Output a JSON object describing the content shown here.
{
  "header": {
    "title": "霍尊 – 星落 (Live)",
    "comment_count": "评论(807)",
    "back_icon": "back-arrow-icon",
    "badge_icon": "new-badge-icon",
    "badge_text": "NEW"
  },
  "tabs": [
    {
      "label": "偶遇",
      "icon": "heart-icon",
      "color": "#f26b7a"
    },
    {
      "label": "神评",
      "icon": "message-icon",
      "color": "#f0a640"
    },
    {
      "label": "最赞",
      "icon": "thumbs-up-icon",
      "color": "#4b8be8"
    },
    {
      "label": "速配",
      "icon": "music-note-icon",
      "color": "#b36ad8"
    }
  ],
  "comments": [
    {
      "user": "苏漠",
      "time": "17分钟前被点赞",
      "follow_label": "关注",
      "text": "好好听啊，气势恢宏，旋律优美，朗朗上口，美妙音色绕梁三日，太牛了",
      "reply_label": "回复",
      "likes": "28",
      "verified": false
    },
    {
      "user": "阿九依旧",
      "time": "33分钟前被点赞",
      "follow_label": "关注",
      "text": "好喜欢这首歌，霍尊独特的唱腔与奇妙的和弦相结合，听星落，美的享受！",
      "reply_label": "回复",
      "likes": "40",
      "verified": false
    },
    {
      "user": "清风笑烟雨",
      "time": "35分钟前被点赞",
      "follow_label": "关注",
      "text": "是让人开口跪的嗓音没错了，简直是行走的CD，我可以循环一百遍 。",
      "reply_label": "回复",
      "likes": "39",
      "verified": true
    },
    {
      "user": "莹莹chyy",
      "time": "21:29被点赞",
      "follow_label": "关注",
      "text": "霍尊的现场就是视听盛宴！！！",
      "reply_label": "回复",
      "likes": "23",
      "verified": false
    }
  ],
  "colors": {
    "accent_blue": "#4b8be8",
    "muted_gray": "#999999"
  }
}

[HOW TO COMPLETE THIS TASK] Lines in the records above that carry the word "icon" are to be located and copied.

[RESULT OF THE TASK]
    "back_icon": "back-arrow-icon",
    "badge_icon": "new-badge-icon",
      "icon": "heart-icon",
      "icon": "message-icon",
      "icon": "thumbs-up-icon",
      "icon": "music-note-icon",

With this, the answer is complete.